Hon Hai Precision Industry Co (鴻海精密), the world’s largest contract electronics maker, will remain one of the top stocks for investors among Taiwan’s high-tech manufacturers, thanks to its strong sales momentum, Barclays Capital said yesterday.
After record-high October and November unconsolidated monthly sales, Hon Hai reported another high of NT$316.94 billion (US$10.61 billion) last month, its third consecutive record high, up 30 percent from a year earlier and an increase of 3.2 percent from the previous month.
“As PC demand remained soft, we believe the upside was mostly from strong iPhone shipments,” Kirk Yang (楊應超), head of Asia ex-Japan tech hardware research based at Barclays Bank in Hong Kong, said in a report to clients.
“Our forecast is unchanged at 34 million to 35 million units for the fourth quarter of last year.
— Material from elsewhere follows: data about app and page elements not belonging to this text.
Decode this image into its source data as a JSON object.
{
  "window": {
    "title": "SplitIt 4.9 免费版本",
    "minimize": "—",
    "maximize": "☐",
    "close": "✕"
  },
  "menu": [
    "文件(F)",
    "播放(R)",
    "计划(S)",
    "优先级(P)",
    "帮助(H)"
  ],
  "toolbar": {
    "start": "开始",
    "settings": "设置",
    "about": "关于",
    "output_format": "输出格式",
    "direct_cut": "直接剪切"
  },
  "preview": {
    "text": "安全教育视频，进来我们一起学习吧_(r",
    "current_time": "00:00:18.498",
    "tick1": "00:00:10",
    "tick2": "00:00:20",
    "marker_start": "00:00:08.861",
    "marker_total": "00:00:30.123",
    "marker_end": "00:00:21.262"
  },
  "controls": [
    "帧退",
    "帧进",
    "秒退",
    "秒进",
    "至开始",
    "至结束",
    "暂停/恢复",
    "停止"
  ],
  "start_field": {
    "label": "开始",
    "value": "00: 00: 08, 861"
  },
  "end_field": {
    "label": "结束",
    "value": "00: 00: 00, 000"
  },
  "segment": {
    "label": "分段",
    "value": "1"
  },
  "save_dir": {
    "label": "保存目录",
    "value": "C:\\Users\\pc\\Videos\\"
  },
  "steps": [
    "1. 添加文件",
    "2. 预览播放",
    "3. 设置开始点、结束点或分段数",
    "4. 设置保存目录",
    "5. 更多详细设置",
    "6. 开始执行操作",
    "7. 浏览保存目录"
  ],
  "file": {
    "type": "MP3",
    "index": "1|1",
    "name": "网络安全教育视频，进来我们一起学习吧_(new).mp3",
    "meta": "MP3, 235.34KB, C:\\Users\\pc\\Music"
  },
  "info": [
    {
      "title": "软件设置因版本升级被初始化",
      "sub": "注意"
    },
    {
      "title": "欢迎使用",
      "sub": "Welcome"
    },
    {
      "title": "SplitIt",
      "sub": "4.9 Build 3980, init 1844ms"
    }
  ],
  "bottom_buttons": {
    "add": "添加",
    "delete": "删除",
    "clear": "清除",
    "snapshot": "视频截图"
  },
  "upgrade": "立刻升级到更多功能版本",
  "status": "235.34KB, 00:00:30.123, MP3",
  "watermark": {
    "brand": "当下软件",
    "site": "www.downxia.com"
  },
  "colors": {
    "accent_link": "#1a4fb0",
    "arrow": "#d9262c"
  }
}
For iPads, we maintain our shipment forecast of 14 million units made in the fourth quarter of last year,” Yang added.
This year, Barclays Capital continues to see strong product shipments of Apple Inc from Hon Hai. It has predicted shipments of 29 million to 30 million iPhone units in the first quarter of the year, given that the iPhone will go on sale in China this week.
For iPads, the investment bank expects the next version to be released late next month or in early March, and it is looking at 9 million to 10 million units shipped in the first quarter.
Meanwhile, Microsoft Corp, the world’s largest software maker, said industrywide PC sales would probably be lower than analysts projected in the fourth quarter because flooding in Thailand hurt supply.
Analysts have estimated that total PC shipments fell about 1 percent in the period, Tami Reller, chief financial officer of Microsoft’s Windows unit, said at an investment conference on Tuesday. The actual number is probably lower, she said.
Bill Koefoed, Microsoft’s general manager of investor relations, echoed those remarks at a separate event in Las Vegas.
“As the numbers come out, you’ll likely see that number decline further as the impact has been felt faster than people had anticipated,” Koefoed said at a JPMorgan Chase & Co conference.
Reller told the audience at a Nomura Holdings Inc event that there could potentially be more downward adjustments.
Both conferences were held in Las Vegas, where the Consumer Electronics Show is under way.
Last year’s flooding in Thailand, which knocked disk-drive factories off line, took a toll on a PC market that was already suffering from competition with smartphones and the iPad.
PC shipments rose 3.6 percent in the third quarter, according to market researcher IDC, less than the 4.5 percent growth the firm had predicted.